Year of Publication
Arts and Sciences
John Paul Jones III
In the southern Mexican state of Oaxaca, many indigenous communities further their struggles for greater political and cultural autonomy by working with transnational non-governmental organizations (NGOs). Communication technology (what I call comtech) is increasingly vital to these intersecting socio-spatial relations of activism and advocacy. In this dissertation, I examine how comtech offer indigenous individuals and organizations with the means for visualizing their political-cultural agendas. Approaching the access and use of comtech, especially video technologies, as a partial and situated technoscience, I inquire into how and why these activities reconfigure the production and evaluation of authoritative knowledge about indigenous peoples, places, and practices. More specifically, I undertook an organizational ethnography of a small intermediary NGO comprised of individuals who self-identify as indigenous and others who do not, Ojo de Agua Comunicacin Indgena, which endeavors to place communication technologies (especially video equipment) at the disposal of indigenous communities. Through participation-observation and interviews, I explored this groups everyday strategies of networking in the name of assisting indigenous actors access and appropriation of visual technologies. I also pursued interpretive analyses of video-mediated articulations of indigenous knowledge and identity that were enabled by Ojo de Agua. My research indicates that Ojo de Agua has selectively built upon the ambitions and the socio-spatial connections of a government program that emerged from the initiatives of academic advocates, who sought to open new spaces of participation for indigenous peoples. Members of Ojo de Agua have, however, found their goal of service somewhat stymied by a situation that positions them within a flexible labor force of knowledge workers. Their livelihoods as media makers did not allow them (the time or money) to pursue as much altruism and advocacy as they would have liked. Nonetheless, Ojo de Aguas corpus of videos established the group as an alternative and yet authoritative source of visual knowledge of indigenous peoples, places, and practices. This relocation of advocacy is symptomatic of the creative destruction fueled by the neo-liberal economic policies that, for the last thirty years, have been reconfiguring spaces of cooperation and conflict in Latin America.
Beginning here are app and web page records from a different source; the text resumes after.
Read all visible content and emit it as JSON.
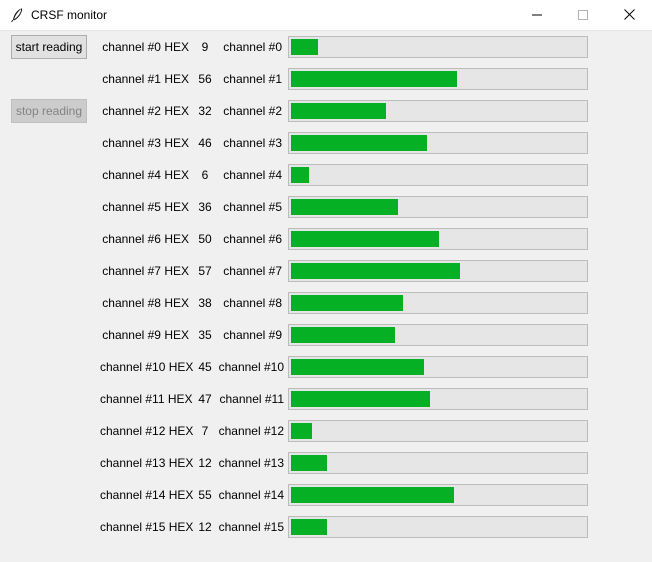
{
  "window": {
    "title": "CRSF monitor",
    "icon": "feather-icon",
    "controls": [
      "minimize-icon",
      "maximize-icon",
      "close-icon"
    ]
  },
  "buttons": {
    "start": "start reading",
    "stop": "stop reading",
    "stop_disabled": true
  },
  "colors": {
    "bar_fill": "#06b025",
    "bar_trough": "#e6e6e6"
  },
  "progress_max": 100,
  "channels": [
    {
      "hex_label": "channel #0 HEX",
      "hex": "9",
      "name": "channel #0",
      "value": 9
    },
    {
      "hex_label": "channel #1 HEX",
      "hex": "56",
      "name": "channel #1",
      "value": 56
    },
    {
      "hex_label": "channel #2 HEX",
      "hex": "32",
      "name": "channel #2",
      "value": 32
    },
    {
      "hex_label": "channel #3 HEX",
      "hex": "46",
      "name": "channel #3",
      "value": 46
    },
    {
      "hex_label": "channel #4 HEX",
      "hex": "6",
      "name": "channel #4",
      "value": 6
    },
    {
      "hex_label": "channel #5 HEX",
      "hex": "36",
      "name": "channel #5",
      "value": 36
    },
    {
      "hex_label": "channel #6 HEX",
      "hex": "50",
      "name": "channel #6",
      "value": 50
    },
    {
      "hex_label": "channel #7 HEX",
      "hex": "57",
      "name": "channel #7",
      "value": 57
    },
    {
      "hex_label": "channel #8 HEX",
      "hex": "38",
      "name": "channel #8",
      "value": 38
    },
    {
      "hex_label": "channel #9 HEX",
      "hex": "35",
      "name": "channel #9",
      "value": 35
    },
    {
      "hex_label": "channel #10 HEX",
      "hex": "45",
      "name": "channel #10",
      "value": 45
    },
    {
      "hex_label": "channel #11 HEX",
      "hex": "47",
      "name": "channel #11",
      "value": 47
    },
    {
      "hex_label": "channel #12 HEX",
      "hex": "7",
      "name": "channel #12",
      "value": 7
    },
    {
      "hex_label": "channel #13 HEX",
      "hex": "12",
      "name": "channel #13",
      "value": 12
    },
    {
      "hex_label": "channel #14 HEX",
      "hex": "55",
      "name": "channel #14",
      "value": 55
    },
    {
      "hex_label": "channel #15 HEX",
      "hex": "12",
      "name": "channel #15",
      "value": 12
    }
  ]
}
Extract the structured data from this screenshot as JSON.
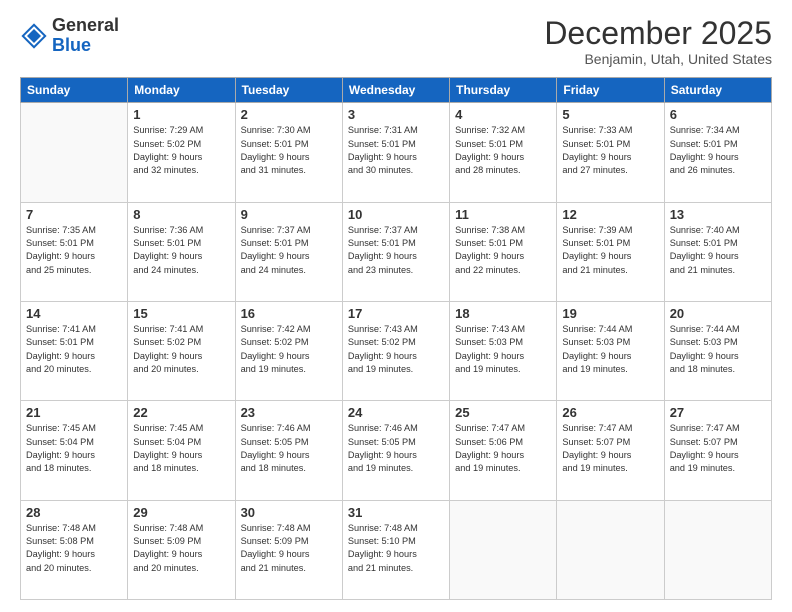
{
  "header": {
    "logo_general": "General",
    "logo_blue": "Blue",
    "month_title": "December 2025",
    "location": "Benjamin, Utah, United States"
  },
  "days_of_week": [
    "Sunday",
    "Monday",
    "Tuesday",
    "Wednesday",
    "Thursday",
    "Friday",
    "Saturday"
  ],
  "weeks": [
    [
      {
        "day": "",
        "info": ""
      },
      {
        "day": "1",
        "info": "Sunrise: 7:29 AM\nSunset: 5:02 PM\nDaylight: 9 hours\nand 32 minutes."
      },
      {
        "day": "2",
        "info": "Sunrise: 7:30 AM\nSunset: 5:01 PM\nDaylight: 9 hours\nand 31 minutes."
      },
      {
        "day": "3",
        "info": "Sunrise: 7:31 AM\nSunset: 5:01 PM\nDaylight: 9 hours\nand 30 minutes."
      },
      {
        "day": "4",
        "info": "Sunrise: 7:32 AM\nSunset: 5:01 PM\nDaylight: 9 hours\nand 28 minutes."
      },
      {
        "day": "5",
        "info": "Sunrise: 7:33 AM\nSunset: 5:01 PM\nDaylight: 9 hours\nand 27 minutes."
      },
      {
        "day": "6",
        "info": "Sunrise: 7:34 AM\nSunset: 5:01 PM\nDaylight: 9 hours\nand 26 minutes."
      }
    ],
    [
      {
        "day": "7",
        "info": "Sunrise: 7:35 AM\nSunset: 5:01 PM\nDaylight: 9 hours\nand 25 minutes."
      },
      {
        "day": "8",
        "info": "Sunrise: 7:36 AM\nSunset: 5:01 PM\nDaylight: 9 hours\nand 24 minutes."
      },
      {
        "day": "9",
        "info": "Sunrise: 7:37 AM\nSunset: 5:01 PM\nDaylight: 9 hours\nand 24 minutes."
      },
      {
        "day": "10",
        "info": "Sunrise: 7:37 AM\nSunset: 5:01 PM\nDaylight: 9 hours\nand 23 minutes."
      },
      {
        "day": "11",
        "info": "Sunrise: 7:38 AM\nSunset: 5:01 PM\nDaylight: 9 hours\nand 22 minutes."
      },
      {
        "day": "12",
        "info": "Sunrise: 7:39 AM\nSunset: 5:01 PM\nDaylight: 9 hours\nand 21 minutes."
      },
      {
        "day": "13",
        "info": "Sunrise: 7:40 AM\nSunset: 5:01 PM\nDaylight: 9 hours\nand 21 minutes."
      }
    ],
    [
      {
        "day": "14",
        "info": "Sunrise: 7:41 AM\nSunset: 5:01 PM\nDaylight: 9 hours\nand 20 minutes."
      },
      {
        "day": "15",
        "info": "Sunrise: 7:41 AM\nSunset: 5:02 PM\nDaylight: 9 hours\nand 20 minutes."
      },
      {
        "day": "16",
        "info": "Sunrise: 7:42 AM\nSunset: 5:02 PM\nDaylight: 9 hours\nand 19 minutes."
      },
      {
        "day": "17",
        "info": "Sunrise: 7:43 AM\nSunset: 5:02 PM\nDaylight: 9 hours\nand 19 minutes."
      },
      {
        "day": "18",
        "info": "Sunrise: 7:43 AM\nSunset: 5:03 PM\nDaylight: 9 hours\nand 19 minutes."
      },
      {
        "day": "19",
        "info": "Sunrise: 7:44 AM\nSunset: 5:03 PM\nDaylight: 9 hours\nand 19 minutes."
      },
      {
        "day": "20",
        "info": "Sunrise: 7:44 AM\nSunset: 5:03 PM\nDaylight: 9 hours\nand 18 minutes."
      }
    ],
    [
      {
        "day": "21",
        "info": "Sunrise: 7:45 AM\nSunset: 5:04 PM\nDaylight: 9 hours\nand 18 minutes."
      },
      {
        "day": "22",
        "info": "Sunrise: 7:45 AM\nSunset: 5:04 PM\nDaylight: 9 hours\nand 18 minutes."
      },
      {
        "day": "23",
        "info": "Sunrise: 7:46 AM\nSunset: 5:05 PM\nDaylight: 9 hours\nand 18 minutes."
      },
      {
        "day": "24",
        "info": "Sunrise: 7:46 AM\nSunset: 5:05 PM\nDaylight: 9 hours\nand 19 minutes."
      },
      {
        "day": "25",
        "info": "Sunrise: 7:47 AM\nSunset: 5:06 PM\nDaylight: 9 hours\nand 19 minutes."
      },
      {
        "day": "26",
        "info": "Sunrise: 7:47 AM\nSunset: 5:07 PM\nDaylight: 9 hours\nand 19 minutes."
      },
      {
        "day": "27",
        "info": "Sunrise: 7:47 AM\nSunset: 5:07 PM\nDaylight: 9 hours\nand 19 minutes."
      }
    ],
    [
      {
        "day": "28",
        "info": "Sunrise: 7:48 AM\nSunset: 5:08 PM\nDaylight: 9 hours\nand 20 minutes."
      },
      {
        "day": "29",
        "info": "Sunrise: 7:48 AM\nSunset: 5:09 PM\nDaylight: 9 hours\nand 20 minutes."
      },
      {
        "day": "30",
        "info": "Sunrise: 7:48 AM\nSunset: 5:09 PM\nDaylight: 9 hours\nand 21 minutes."
      },
      {
        "day": "31",
        "info": "Sunrise: 7:48 AM\nSunset: 5:10 PM\nDaylight: 9 hours\nand 21 minutes."
      },
      {
        "day": "",
        "info": ""
      },
      {
        "day": "",
        "info": ""
      },
      {
        "day": "",
        "info": ""
      }
    ]
  ]
}
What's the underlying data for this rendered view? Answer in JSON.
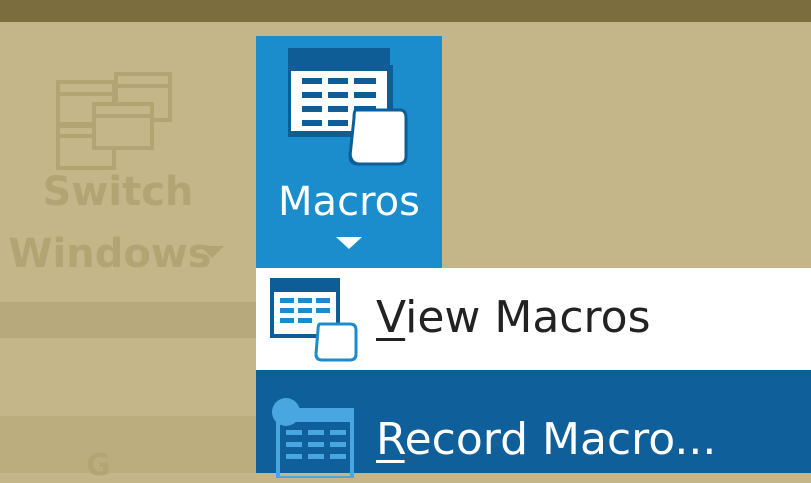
{
  "ribbon": {
    "switch_windows": {
      "line1": "Switch",
      "line2": "Windows",
      "icon": "windows-icon"
    },
    "partial_label": "G",
    "macros": {
      "label": "Macros",
      "icon": "macro-sheet-icon"
    }
  },
  "macros_menu": {
    "items": [
      {
        "accelerator": "V",
        "label_rest": "iew Macros",
        "icon": "view-macros-icon"
      },
      {
        "accelerator": "R",
        "label_rest": "ecord Macro...",
        "icon": "record-macro-icon"
      }
    ]
  },
  "colors": {
    "background": "#c4b689",
    "top_bar": "#7b6d3e",
    "macros_button": "#1b8ccc",
    "menu_highlight": "#0f5f9b",
    "menu_bg": "#ffffff"
  }
}
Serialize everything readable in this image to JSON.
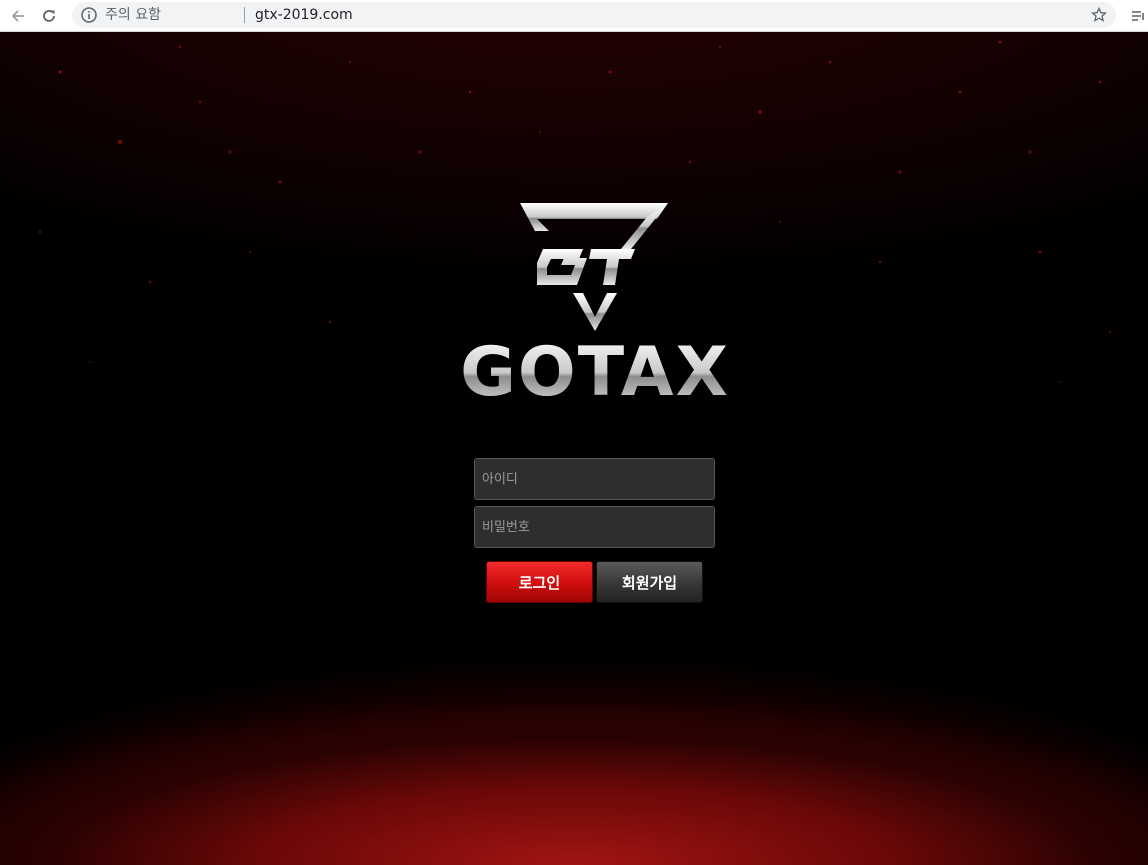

Smith, Laurel Catherine, "MEDIATING INDIGENOUS IDENTITY: VIDEO, ADVOCACY, AND KNOWLEDGE IN OAXACA, MEXICO" (2005). University of Kentucky Doctoral Dissertations. 359.